*** Opening of TASK MATERIAL ***

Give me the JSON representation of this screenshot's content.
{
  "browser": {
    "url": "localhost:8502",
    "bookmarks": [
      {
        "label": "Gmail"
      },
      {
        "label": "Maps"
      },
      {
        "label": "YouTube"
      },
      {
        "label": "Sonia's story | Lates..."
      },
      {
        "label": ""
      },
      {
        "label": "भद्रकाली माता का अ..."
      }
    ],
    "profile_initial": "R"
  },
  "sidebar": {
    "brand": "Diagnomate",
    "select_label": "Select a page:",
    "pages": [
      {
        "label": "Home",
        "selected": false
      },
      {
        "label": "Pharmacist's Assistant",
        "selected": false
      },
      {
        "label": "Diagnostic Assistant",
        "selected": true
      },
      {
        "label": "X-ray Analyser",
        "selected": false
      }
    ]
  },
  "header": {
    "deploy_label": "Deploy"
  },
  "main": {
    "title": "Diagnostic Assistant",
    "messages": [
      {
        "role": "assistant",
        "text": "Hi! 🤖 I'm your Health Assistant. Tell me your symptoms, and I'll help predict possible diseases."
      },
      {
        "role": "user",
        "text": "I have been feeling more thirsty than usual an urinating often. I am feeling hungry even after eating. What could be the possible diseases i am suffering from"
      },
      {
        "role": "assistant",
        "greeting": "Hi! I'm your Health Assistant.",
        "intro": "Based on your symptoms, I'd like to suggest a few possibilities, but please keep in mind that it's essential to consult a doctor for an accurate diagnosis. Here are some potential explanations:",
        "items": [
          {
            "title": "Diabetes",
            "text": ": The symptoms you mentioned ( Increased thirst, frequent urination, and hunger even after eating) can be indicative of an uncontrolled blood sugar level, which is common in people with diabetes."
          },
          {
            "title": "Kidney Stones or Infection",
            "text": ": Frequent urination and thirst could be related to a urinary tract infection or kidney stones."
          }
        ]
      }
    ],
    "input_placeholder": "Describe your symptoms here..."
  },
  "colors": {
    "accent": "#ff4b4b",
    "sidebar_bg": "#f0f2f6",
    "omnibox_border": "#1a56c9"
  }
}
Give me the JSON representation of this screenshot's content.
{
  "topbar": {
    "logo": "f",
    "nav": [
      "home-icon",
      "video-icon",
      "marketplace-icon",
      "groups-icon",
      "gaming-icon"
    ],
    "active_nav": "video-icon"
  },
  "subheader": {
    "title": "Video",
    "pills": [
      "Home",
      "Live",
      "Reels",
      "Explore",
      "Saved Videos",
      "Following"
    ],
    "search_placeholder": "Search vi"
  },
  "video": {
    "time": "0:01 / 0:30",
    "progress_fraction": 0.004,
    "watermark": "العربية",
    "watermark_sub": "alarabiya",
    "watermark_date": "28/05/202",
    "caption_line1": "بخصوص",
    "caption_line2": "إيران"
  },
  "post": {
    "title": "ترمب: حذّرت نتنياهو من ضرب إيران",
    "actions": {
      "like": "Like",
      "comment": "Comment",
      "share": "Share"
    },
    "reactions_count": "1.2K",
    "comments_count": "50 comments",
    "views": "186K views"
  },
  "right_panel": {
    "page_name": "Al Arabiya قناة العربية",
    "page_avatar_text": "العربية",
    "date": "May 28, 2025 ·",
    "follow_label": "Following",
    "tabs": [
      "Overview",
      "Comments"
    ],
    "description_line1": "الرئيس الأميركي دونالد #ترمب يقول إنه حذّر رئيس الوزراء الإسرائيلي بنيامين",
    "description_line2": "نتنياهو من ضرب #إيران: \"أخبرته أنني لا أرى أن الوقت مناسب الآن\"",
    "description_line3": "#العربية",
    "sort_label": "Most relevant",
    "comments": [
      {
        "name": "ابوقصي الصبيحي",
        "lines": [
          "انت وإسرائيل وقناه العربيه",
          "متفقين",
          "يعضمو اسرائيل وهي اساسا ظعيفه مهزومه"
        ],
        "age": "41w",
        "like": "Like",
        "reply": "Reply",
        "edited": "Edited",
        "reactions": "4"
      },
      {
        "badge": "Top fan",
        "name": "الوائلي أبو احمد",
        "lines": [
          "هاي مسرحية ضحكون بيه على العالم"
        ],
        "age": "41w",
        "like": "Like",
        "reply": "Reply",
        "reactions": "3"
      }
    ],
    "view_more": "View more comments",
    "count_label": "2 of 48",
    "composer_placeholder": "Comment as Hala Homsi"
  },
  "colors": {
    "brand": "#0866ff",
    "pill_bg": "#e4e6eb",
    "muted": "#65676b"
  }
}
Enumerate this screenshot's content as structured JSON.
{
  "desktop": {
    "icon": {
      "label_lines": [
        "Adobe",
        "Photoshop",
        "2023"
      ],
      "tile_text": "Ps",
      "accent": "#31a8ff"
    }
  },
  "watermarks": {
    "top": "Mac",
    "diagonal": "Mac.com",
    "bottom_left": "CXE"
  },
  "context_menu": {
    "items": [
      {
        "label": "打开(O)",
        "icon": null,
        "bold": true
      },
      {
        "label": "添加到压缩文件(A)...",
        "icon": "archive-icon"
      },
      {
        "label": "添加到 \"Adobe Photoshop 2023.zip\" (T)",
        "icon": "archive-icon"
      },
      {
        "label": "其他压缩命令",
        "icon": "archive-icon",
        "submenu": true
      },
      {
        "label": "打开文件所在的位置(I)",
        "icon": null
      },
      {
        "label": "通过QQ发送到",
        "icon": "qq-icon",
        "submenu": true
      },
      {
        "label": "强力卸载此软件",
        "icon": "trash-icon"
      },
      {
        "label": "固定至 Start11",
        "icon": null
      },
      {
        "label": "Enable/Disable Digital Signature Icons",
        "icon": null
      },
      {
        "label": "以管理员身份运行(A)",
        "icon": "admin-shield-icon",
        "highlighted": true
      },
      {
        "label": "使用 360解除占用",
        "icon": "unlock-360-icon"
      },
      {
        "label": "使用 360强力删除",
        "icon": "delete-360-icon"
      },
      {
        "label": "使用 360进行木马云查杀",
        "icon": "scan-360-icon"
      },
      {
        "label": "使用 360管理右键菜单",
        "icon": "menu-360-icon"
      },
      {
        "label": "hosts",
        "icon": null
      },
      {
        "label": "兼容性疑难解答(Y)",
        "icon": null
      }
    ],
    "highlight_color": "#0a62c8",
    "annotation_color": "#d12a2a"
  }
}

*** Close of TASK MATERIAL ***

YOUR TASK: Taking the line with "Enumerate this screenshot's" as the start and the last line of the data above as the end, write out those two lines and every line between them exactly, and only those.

EXERCISE ANSWER:
Enumerate this screenshot's content as structured JSON.
{
  "desktop": {
    "icon": {
      "label_lines": [
        "Adobe",
        "Photoshop",
        "2023"
      ],
      "tile_text": "Ps",
      "accent": "#31a8ff"
    }
  },
  "watermarks": {
    "top": "Mac",
    "diagonal": "Mac.com",
    "bottom_left": "CXE"
  },
  "context_menu": {
    "items": [
      {
        "label": "打开(O)",
        "icon": null,
        "bold": true
      },
      {
        "label": "添加到压缩文件(A)...",
        "icon": "archive-icon"
      },
      {
        "label": "添加到 \"Adobe Photoshop 2023.zip\" (T)",
        "icon": "archive-icon"
      },
      {
        "label": "其他压缩命令",
        "icon": "archive-icon",
        "submenu": true
      },
      {
        "label": "打开文件所在的位置(I)",
        "icon": null
      },
      {
        "label": "通过QQ发送到",
        "icon": "qq-icon",
        "submenu": true
      },
      {
        "label": "强力卸载此软件",
        "icon": "trash-icon"
      },
      {
        "label": "固定至 Start11",
        "icon": null
      },
      {
        "label": "Enable/Disable Digital Signature Icons",
        "icon": null
      },
      {
        "label": "以管理员身份运行(A)",
        "icon": "admin-shield-icon",
        "highlighted": true
      },
      {
        "label": "使用 360解除占用",
        "icon": "unlock-360-icon"
      },
      {
        "label": "使用 360强力删除",
        "icon": "delete-360-icon"
      },
      {
        "label": "使用 360进行木马云查杀",
        "icon": "scan-360-icon"
      },
      {
        "label": "使用 360管理右键菜单",
        "icon": "menu-360-icon"
      },
      {
        "label": "hosts",
        "icon": null
      },
      {
        "label": "兼容性疑难解答(Y)",
        "icon": null
      }
    ],
    "highlight_color": "#0a62c8",
    "annotation_color": "#d12a2a"
  }
}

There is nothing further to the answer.